The Cuxhaven Raid was not the first time that German dirigible facilities had been attacked from the air. There had been prior raids, flown by the Royal Flying Corps – the Royal Air Force’s predecessor – against Zeppelin sheds in Cologne, Friedrichshafen, and Dusseldorf. However, the RFC’s airplanes did not have enough range to reach Cuxhaven. A plan was therefore devised for ferries converted into seaplane tenders, escorted by Royal Navy cruisers, destroyers, and submarines, to carry seaplanes to the vicinity of Cuxhaven.

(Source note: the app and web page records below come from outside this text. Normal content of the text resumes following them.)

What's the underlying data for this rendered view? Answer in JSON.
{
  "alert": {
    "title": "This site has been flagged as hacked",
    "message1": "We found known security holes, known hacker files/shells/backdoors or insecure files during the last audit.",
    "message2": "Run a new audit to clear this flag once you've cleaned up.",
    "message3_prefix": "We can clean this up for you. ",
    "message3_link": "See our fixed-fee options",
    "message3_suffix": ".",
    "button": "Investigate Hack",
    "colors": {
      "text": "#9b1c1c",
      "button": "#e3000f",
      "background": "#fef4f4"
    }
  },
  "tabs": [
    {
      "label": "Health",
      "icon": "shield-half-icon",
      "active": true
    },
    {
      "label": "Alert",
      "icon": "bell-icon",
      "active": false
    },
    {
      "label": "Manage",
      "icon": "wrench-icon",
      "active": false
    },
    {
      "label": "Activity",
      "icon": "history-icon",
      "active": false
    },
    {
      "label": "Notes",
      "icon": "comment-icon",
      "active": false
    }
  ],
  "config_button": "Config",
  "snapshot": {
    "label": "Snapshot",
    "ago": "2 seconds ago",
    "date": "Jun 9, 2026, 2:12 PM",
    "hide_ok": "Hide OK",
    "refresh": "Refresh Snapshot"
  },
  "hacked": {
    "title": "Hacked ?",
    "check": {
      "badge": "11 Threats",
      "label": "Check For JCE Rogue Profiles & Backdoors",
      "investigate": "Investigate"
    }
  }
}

Nine seaplanes, each armed with three 20-pound bombs, were lowered into the water. Only seven managed to start their engines and take off. Their orders were to reconnoiter the area, and if they spotted Zeppelin sheds, to bomb them. Mist, low clouds, fog, and enemy antiaircraft fire hampered the mission. A number of facilities were identified and attacked, but the 20-pound bombs could not do much damage, and the results were negligible. However, the raid was nonetheless a proof of concept that revolutionized warfare because it demonstrated that targets on land could be attacked by airplanes launched from the sea.